_App and web page records_
┌──

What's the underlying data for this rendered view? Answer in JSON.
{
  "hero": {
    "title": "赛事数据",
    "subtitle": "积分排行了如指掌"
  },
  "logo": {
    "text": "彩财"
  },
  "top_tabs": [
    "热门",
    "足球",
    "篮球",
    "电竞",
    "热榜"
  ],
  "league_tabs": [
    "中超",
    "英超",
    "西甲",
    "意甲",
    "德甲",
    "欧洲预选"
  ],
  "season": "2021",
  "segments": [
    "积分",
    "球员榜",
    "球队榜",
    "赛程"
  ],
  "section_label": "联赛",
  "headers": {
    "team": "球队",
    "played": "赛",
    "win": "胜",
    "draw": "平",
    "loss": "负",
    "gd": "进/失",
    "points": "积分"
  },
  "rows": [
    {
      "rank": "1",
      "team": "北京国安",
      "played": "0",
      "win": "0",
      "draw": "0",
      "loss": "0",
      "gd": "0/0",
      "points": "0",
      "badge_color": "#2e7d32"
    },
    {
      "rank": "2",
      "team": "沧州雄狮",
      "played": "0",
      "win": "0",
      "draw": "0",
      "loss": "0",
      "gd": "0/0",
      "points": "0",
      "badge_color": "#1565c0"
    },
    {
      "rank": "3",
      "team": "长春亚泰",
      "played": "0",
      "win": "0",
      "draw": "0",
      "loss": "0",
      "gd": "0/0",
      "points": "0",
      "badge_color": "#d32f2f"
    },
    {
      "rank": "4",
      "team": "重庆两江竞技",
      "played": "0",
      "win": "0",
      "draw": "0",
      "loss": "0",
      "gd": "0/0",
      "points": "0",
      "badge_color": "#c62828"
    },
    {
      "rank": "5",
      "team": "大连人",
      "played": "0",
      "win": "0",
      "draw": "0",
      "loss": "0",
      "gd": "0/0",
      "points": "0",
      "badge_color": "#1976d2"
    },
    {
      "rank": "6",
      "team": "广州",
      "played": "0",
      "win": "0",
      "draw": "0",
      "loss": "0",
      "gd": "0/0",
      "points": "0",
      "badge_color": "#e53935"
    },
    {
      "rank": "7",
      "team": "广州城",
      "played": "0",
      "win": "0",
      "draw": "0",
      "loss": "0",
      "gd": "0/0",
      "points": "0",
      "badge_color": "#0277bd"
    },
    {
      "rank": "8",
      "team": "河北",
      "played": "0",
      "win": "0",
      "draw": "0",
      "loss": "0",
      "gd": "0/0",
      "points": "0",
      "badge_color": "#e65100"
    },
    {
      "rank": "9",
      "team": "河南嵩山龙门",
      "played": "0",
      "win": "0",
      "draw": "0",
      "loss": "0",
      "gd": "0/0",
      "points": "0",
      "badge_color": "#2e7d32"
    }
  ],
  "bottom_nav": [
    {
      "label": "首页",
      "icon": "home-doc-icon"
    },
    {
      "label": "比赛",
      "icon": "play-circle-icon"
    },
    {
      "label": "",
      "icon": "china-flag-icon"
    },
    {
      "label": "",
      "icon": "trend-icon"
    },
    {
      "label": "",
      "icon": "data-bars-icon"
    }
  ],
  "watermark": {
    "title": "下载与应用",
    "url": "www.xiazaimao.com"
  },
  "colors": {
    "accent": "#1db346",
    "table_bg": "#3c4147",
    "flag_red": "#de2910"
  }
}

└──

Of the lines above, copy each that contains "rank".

_RESPONSE TO THIS EXERCISE_
      "rank": "1",
      "rank": "2",
      "rank": "3",
      "rank": "4",
      "rank": "5",
      "rank": "6",
      "rank": "7",
      "rank": "8",
      "rank": "9",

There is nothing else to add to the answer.